##### EXERCISE MATERIAL
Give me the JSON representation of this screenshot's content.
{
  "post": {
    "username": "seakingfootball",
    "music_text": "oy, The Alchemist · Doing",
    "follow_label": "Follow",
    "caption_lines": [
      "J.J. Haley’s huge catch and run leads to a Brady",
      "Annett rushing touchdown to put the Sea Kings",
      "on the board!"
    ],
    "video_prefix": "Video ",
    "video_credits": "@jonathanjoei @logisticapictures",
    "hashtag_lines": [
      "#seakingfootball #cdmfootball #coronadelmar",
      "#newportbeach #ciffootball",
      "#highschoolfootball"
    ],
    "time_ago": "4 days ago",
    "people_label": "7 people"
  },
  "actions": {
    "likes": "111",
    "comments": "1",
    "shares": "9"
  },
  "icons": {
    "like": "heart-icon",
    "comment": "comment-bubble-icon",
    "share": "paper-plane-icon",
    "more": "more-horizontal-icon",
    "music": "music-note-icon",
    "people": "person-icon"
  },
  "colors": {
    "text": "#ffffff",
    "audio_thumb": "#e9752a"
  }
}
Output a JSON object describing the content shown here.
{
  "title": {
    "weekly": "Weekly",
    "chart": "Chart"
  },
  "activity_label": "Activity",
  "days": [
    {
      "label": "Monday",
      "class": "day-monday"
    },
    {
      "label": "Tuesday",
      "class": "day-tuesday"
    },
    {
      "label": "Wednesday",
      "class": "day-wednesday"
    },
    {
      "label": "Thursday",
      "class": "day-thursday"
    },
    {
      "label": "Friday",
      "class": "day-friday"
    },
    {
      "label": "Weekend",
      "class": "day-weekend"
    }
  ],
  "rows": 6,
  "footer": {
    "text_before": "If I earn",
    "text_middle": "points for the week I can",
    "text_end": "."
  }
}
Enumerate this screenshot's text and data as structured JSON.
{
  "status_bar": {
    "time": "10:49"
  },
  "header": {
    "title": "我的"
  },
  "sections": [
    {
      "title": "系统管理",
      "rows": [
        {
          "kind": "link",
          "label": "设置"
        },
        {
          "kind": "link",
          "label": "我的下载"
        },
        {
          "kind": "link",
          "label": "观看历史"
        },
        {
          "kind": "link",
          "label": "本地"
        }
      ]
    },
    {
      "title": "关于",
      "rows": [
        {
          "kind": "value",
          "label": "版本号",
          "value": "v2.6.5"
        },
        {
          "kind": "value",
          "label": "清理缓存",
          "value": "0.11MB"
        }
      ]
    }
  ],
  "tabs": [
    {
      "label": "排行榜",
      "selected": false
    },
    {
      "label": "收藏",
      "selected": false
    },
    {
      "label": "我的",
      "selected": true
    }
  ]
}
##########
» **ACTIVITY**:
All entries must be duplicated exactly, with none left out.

» **ANSWER TO THIS TASK**:
Give me the JSON representation of this screenshot's content.
{
  "post": {
    "username": "seakingfootball",
    "music_text": "oy, The Alchemist · Doing",
    "follow_label": "Follow",
    "caption_lines": [
      "J.J. Haley’s huge catch and run leads to a Brady",
      "Annett rushing touchdown to put the Sea Kings",
      "on the board!"
    ],
    "video_prefix": "Video ",
    "video_credits": "@jonathanjoei @logisticapictures",
    "hashtag_lines": [
      "#seakingfootball #cdmfootball #coronadelmar",
      "#newportbeach #ciffootball",
      "#highschoolfootball"
    ],
    "time_ago": "4 days ago",
    "people_label": "7 people"
  },
  "actions": {
    "likes": "111",
    "comments": "1",
    "shares": "9"
  },
  "icons": {
    "like": "heart-icon",
    "comment": "comment-bubble-icon",
    "share": "paper-plane-icon",
    "more": "more-horizontal-icon",
    "music": "music-note-icon",
    "people": "person-icon"
  },
  "colors": {
    "text": "#ffffff",
    "audio_thumb": "#e9752a"
  }
}
Output a JSON object describing the content shown here.
{
  "title": {
    "weekly": "Weekly",
    "chart": "Chart"
  },
  "activity_label": "Activity",
  "days": [
    {
      "label": "Monday",
      "class": "day-monday"
    },
    {
      "label": "Tuesday",
      "class": "day-tuesday"
    },
    {
      "label": "Wednesday",
      "class": "day-wednesday"
    },
    {
      "label": "Thursday",
      "class": "day-thursday"
    },
    {
      "label": "Friday",
      "class": "day-friday"
    },
    {
      "label": "Weekend",
      "class": "day-weekend"
    }
  ],
  "rows": 6,
  "footer": {
    "text_before": "If I earn",
    "text_middle": "points for the week I can",
    "text_end": "."
  }
}
Enumerate this screenshot's text and data as structured JSON.
{
  "status_bar": {
    "time": "10:49"
  },
  "header": {
    "title": "我的"
  },
  "sections": [
    {
      "title": "系统管理",
      "rows": [
        {
          "kind": "link",
          "label": "设置"
        },
        {
          "kind": "link",
          "label": "我的下载"
        },
        {
          "kind": "link",
          "label": "观看历史"
        },
        {
          "kind": "link",
          "label": "本地"
        }
      ]
    },
    {
      "title": "关于",
      "rows": [
        {
          "kind": "value",
          "label": "版本号",
          "value": "v2.6.5"
        },
        {
          "kind": "value",
          "label": "清理缓存",
          "value": "0.11MB"
        }
      ]
    }
  ],
  "tabs": [
    {
      "label": "排行榜",
      "selected": false
    },
    {
      "label": "收藏",
      "selected": false
    },
    {
      "label": "我的",
      "selected": true
    }
  ]
}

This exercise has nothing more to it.